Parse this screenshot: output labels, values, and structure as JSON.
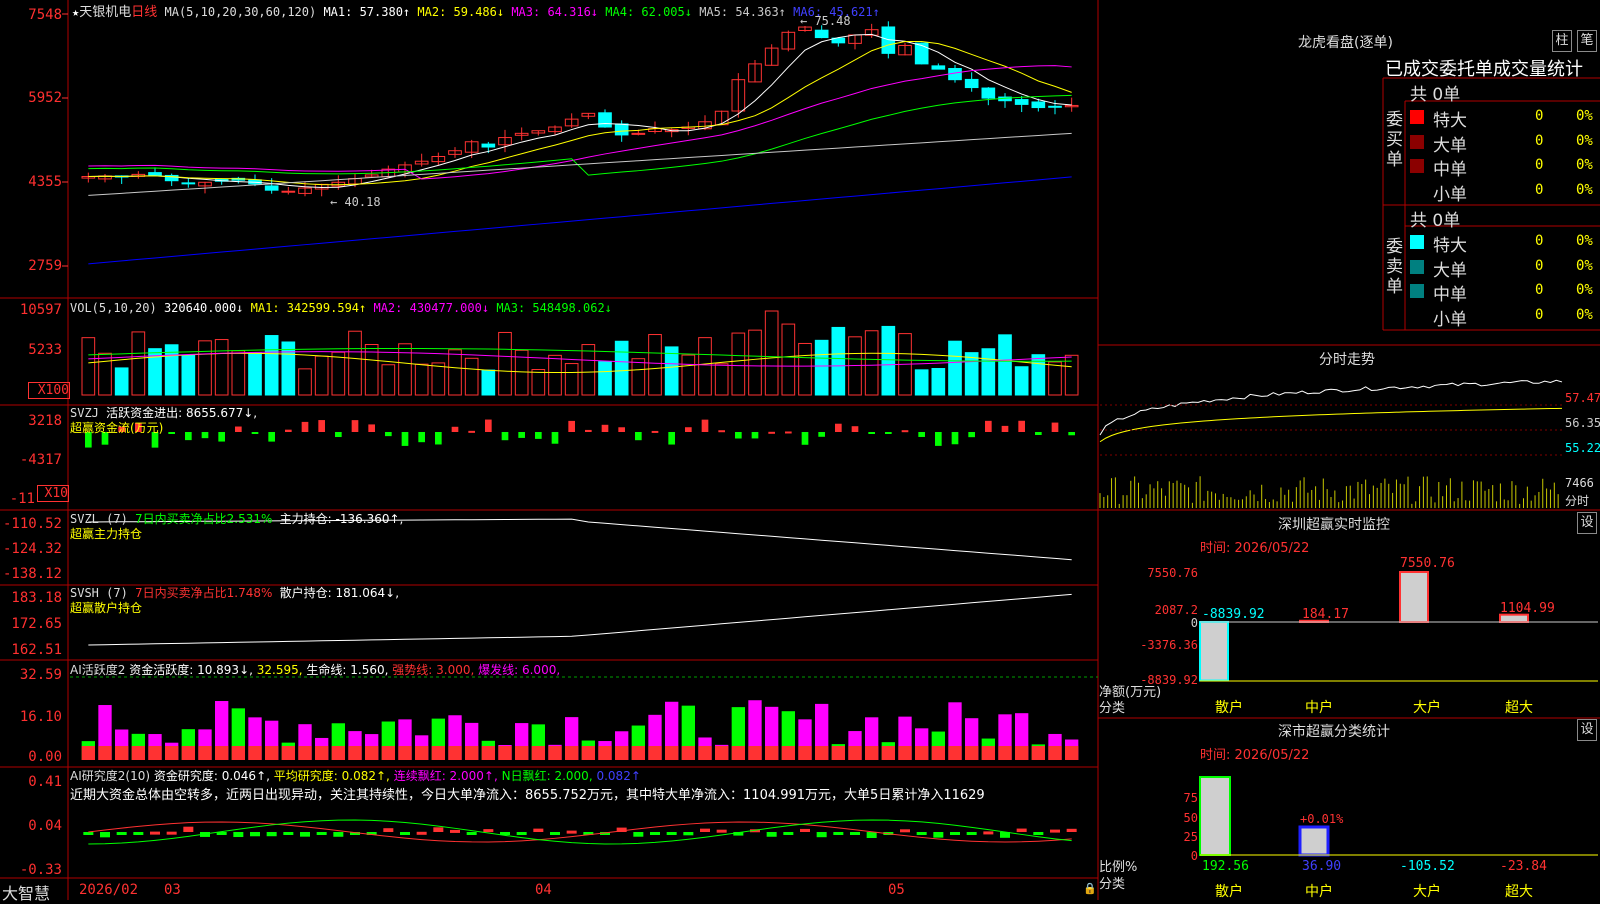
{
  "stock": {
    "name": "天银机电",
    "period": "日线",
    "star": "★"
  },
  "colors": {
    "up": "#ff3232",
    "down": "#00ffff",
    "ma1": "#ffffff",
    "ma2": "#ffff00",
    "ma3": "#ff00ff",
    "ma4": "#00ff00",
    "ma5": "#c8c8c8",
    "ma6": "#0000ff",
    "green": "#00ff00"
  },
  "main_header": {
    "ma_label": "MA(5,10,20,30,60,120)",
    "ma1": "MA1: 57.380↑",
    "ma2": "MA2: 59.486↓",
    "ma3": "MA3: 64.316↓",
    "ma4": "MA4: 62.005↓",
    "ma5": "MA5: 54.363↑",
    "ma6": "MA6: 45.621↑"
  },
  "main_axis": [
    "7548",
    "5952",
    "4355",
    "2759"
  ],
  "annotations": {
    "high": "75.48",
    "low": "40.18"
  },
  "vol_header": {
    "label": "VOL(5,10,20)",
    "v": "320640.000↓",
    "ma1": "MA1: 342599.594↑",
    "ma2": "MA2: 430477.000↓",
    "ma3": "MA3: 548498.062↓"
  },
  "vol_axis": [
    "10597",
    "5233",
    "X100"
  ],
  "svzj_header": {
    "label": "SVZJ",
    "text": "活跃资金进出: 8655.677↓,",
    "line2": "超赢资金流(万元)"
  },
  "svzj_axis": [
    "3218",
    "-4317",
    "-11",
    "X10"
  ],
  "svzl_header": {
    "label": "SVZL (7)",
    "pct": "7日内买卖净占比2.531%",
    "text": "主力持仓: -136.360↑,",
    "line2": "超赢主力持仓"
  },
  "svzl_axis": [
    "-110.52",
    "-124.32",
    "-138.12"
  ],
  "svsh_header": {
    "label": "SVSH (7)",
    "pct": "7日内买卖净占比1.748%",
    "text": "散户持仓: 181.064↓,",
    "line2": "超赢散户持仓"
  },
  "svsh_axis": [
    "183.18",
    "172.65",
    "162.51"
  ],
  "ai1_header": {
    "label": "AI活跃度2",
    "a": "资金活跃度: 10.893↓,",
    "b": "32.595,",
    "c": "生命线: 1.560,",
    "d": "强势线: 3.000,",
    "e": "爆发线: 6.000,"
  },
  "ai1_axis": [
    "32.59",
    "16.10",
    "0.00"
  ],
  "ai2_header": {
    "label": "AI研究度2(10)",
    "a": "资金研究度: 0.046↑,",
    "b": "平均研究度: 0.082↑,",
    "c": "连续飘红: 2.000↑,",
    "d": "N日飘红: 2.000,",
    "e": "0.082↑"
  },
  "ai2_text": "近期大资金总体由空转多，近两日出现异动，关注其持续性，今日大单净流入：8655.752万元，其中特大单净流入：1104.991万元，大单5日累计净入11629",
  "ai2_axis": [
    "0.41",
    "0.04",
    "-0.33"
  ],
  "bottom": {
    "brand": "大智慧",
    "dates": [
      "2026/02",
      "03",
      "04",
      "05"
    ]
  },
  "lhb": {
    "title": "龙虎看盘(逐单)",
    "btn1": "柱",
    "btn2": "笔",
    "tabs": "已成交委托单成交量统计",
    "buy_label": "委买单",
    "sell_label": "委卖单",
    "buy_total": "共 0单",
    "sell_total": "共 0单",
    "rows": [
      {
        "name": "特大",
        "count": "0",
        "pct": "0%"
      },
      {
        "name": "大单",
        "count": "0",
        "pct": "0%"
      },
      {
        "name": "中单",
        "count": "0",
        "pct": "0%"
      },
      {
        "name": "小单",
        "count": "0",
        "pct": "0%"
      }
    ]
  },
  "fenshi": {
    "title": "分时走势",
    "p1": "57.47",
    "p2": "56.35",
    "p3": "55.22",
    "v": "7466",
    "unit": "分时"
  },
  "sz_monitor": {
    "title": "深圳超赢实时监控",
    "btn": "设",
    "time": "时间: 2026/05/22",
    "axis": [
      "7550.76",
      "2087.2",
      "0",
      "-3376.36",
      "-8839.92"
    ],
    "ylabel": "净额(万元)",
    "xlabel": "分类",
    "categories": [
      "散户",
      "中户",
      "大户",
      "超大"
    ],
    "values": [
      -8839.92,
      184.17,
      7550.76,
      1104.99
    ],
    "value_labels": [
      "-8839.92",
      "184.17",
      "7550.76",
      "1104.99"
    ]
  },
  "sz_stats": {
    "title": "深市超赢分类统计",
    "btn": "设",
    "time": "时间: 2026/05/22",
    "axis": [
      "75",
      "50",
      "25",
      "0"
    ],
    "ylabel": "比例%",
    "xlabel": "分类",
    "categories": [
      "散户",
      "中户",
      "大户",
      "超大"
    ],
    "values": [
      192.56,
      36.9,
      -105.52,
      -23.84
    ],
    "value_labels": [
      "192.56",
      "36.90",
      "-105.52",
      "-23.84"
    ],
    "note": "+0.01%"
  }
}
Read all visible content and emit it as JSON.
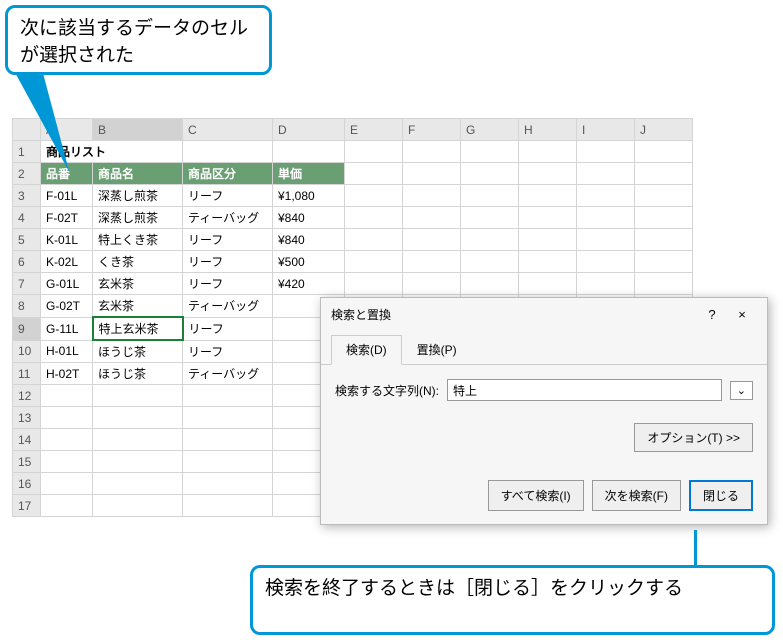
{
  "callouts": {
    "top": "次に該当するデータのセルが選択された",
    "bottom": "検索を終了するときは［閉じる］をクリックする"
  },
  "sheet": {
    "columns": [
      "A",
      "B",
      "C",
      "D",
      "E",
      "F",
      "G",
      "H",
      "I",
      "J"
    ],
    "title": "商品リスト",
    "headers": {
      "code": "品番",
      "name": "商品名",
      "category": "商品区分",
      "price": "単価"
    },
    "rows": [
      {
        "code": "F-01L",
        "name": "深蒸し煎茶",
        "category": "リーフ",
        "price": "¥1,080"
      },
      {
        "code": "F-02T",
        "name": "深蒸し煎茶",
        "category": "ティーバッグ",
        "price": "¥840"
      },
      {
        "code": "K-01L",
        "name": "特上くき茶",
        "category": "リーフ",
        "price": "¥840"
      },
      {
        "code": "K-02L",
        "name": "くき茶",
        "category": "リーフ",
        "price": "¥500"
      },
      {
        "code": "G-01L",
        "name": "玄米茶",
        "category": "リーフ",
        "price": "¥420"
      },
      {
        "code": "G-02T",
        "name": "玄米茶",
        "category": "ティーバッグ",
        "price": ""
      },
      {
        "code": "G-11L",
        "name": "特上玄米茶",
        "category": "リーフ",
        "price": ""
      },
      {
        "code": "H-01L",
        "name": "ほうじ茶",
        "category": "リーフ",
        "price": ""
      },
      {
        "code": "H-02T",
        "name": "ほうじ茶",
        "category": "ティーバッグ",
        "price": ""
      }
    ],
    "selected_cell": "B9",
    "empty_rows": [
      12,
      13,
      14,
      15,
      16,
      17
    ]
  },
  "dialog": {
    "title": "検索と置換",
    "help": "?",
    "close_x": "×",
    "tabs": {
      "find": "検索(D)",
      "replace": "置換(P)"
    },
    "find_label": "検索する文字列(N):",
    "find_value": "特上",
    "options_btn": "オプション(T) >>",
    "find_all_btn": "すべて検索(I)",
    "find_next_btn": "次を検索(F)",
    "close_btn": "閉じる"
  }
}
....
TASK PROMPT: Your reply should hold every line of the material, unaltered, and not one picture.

TASK SOLUTION:
Parse this screenshot: output labels, values, and structure as JSON.
{
  "stock": {
    "name": "天银机电",
    "period": "日线",
    "star": "★"
  },
  "colors": {
    "up": "#ff3232",
    "down": "#00ffff",
    "ma1": "#ffffff",
    "ma2": "#ffff00",
    "ma3": "#ff00ff",
    "ma4": "#00ff00",
    "ma5": "#c8c8c8",
    "ma6": "#0000ff",
    "green": "#00ff00"
  },
  "main_header": {
    "ma_label": "MA(5,10,20,30,60,120)",
    "ma1": "MA1: 57.380↑",
    "ma2": "MA2: 59.486↓",
    "ma3": "MA3: 64.316↓",
    "ma4": "MA4: 62.005↓",
    "ma5": "MA5: 54.363↑",
    "ma6": "MA6: 45.621↑"
  },
  "main_axis": [
    "7548",
    "5952",
    "4355",
    "2759"
  ],
  "annotations": {
    "high": "75.48",
    "low": "40.18"
  },
  "vol_header": {
    "label": "VOL(5,10,20)",
    "v": "320640.000↓",
    "ma1": "MA1: 342599.594↑",
    "ma2": "MA2: 430477.000↓",
    "ma3": "MA3: 548498.062↓"
  },
  "vol_axis": [
    "10597",
    "5233",
    "X100"
  ],
  "svzj_header": {
    "label": "SVZJ",
    "text": "活跃资金进出: 8655.677↓,",
    "line2": "超赢资金流(万元)"
  },
  "svzj_axis": [
    "3218",
    "-4317",
    "-11",
    "X10"
  ],
  "svzl_header": {
    "label": "SVZL (7)",
    "pct": "7日内买卖净占比2.531%",
    "text": "主力持仓: -136.360↑,",
    "line2": "超赢主力持仓"
  },
  "svzl_axis": [
    "-110.52",
    "-124.32",
    "-138.12"
  ],
  "svsh_header": {
    "label": "SVSH (7)",
    "pct": "7日内买卖净占比1.748%",
    "text": "散户持仓: 181.064↓,",
    "line2": "超赢散户持仓"
  },
  "svsh_axis": [
    "183.18",
    "172.65",
    "162.51"
  ],
  "ai1_header": {
    "label": "AI活跃度2",
    "a": "资金活跃度: 10.893↓,",
    "b": "32.595,",
    "c": "生命线: 1.560,",
    "d": "强势线: 3.000,",
    "e": "爆发线: 6.000,"
  },
  "ai1_axis": [
    "32.59",
    "16.10",
    "0.00"
  ],
  "ai2_header": {
    "label": "AI研究度2(10)",
    "a": "资金研究度: 0.046↑,",
    "b": "平均研究度: 0.082↑,",
    "c": "连续飘红: 2.000↑,",
    "d": "N日飘红: 2.000,",
    "e": "0.082↑"
  },
  "ai2_text": "近期大资金总体由空转多，近两日出现异动，关注其持续性，今日大单净流入：8655.752万元，其中特大单净流入：1104.991万元，大单5日累计净入11629",
  "ai2_axis": [
    "0.41",
    "0.04",
    "-0.33"
  ],
  "bottom": {
    "brand": "大智慧",
    "dates": [
      "2026/02",
      "03",
      "04",
      "05"
    ]
  },
  "lhb": {
    "title": "龙虎看盘(逐单)",
    "btn1": "柱",
    "btn2": "笔",
    "tabs": "已成交委托单成交量统计",
    "buy_label": "委买单",
    "sell_label": "委卖单",
    "buy_total": "共 0单",
    "sell_total": "共 0单",
    "rows": [
      {
        "name": "特大",
        "count": "0",
        "pct": "0%"
      },
      {
        "name": "大单",
        "count": "0",
        "pct": "0%"
      },
      {
        "name": "中单",
        "count": "0",
        "pct": "0%"
      },
      {
        "name": "小单",
        "count": "0",
        "pct": "0%"
      }
    ]
  },
  "fenshi": {
    "title": "分时走势",
    "p1": "57.47",
    "p2": "56.35",
    "p3": "55.22",
    "v": "7466",
    "unit": "分时"
  },
  "sz_monitor": {
    "title": "深圳超赢实时监控",
    "btn": "设",
    "time": "时间: 2026/05/22",
    "axis": [
      "7550.76",
      "2087.2",
      "0",
      "-3376.36",
      "-8839.92"
    ],
    "ylabel": "净额(万元)",
    "xlabel": "分类",
    "categories": [
      "散户",
      "中户",
      "大户",
      "超大"
    ],
    "values": [
      -8839.92,
      184.17,
      7550.76,
      1104.99
    ],
    "value_labels": [
      "-8839.92",
      "184.17",
      "7550.76",
      "1104.99"
    ]
  },
  "sz_stats": {
    "title": "深市超赢分类统计",
    "btn": "设",
    "time": "时间: 2026/05/22",
    "axis": [
      "75",
      "50",
      "25",
      "0"
    ],
    "ylabel": "比例%",
    "xlabel": "分类",
    "categories": [
      "散户",
      "中户",
      "大户",
      "超大"
    ],
    "values": [
      192.56,
      36.9,
      -105.52,
      -23.84
    ],
    "value_labels": [
      "192.56",
      "36.90",
      "-105.52",
      "-23.84"
    ],
    "note": "+0.01%"
  }
}
Read all visible content and emit it as JSON.
{
  "callouts": {
    "top": "次に該当するデータのセルが選択された",
    "bottom": "検索を終了するときは［閉じる］をクリックする"
  },
  "sheet": {
    "columns": [
      "A",
      "B",
      "C",
      "D",
      "E",
      "F",
      "G",
      "H",
      "I",
      "J"
    ],
    "title": "商品リスト",
    "headers": {
      "code": "品番",
      "name": "商品名",
      "category": "商品区分",
      "price": "単価"
    },
    "rows": [
      {
        "code": "F-01L",
        "name": "深蒸し煎茶",
        "category": "リーフ",
        "price": "¥1,080"
      },
      {
        "code": "F-02T",
        "name": "深蒸し煎茶",
        "category": "ティーバッグ",
        "price": "¥840"
      },
      {
        "code": "K-01L",
        "name": "特上くき茶",
        "category": "リーフ",
        "price": "¥840"
      },
      {
        "code": "K-02L",
        "name": "くき茶",
        "category": "リーフ",
        "price": "¥500"
      },
      {
        "code": "G-01L",
        "name": "玄米茶",
        "category": "リーフ",
        "price": "¥420"
      },
      {
        "code": "G-02T",
        "name": "玄米茶",
        "category": "ティーバッグ",
        "price": ""
      },
      {
        "code": "G-11L",
        "name": "特上玄米茶",
        "category": "リーフ",
        "price": ""
      },
      {
        "code": "H-01L",
        "name": "ほうじ茶",
        "category": "リーフ",
        "price": ""
      },
      {
        "code": "H-02T",
        "name": "ほうじ茶",
        "category": "ティーバッグ",
        "price": ""
      }
    ],
    "selected_cell": "B9",
    "empty_rows": [
      12,
      13,
      14,
      15,
      16,
      17
    ]
  },
  "dialog": {
    "title": "検索と置換",
    "help": "?",
    "close_x": "×",
    "tabs": {
      "find": "検索(D)",
      "replace": "置換(P)"
    },
    "find_label": "検索する文字列(N):",
    "find_value": "特上",
    "options_btn": "オプション(T) >>",
    "find_all_btn": "すべて検索(I)",
    "find_next_btn": "次を検索(F)",
    "close_btn": "閉じる"
  }
}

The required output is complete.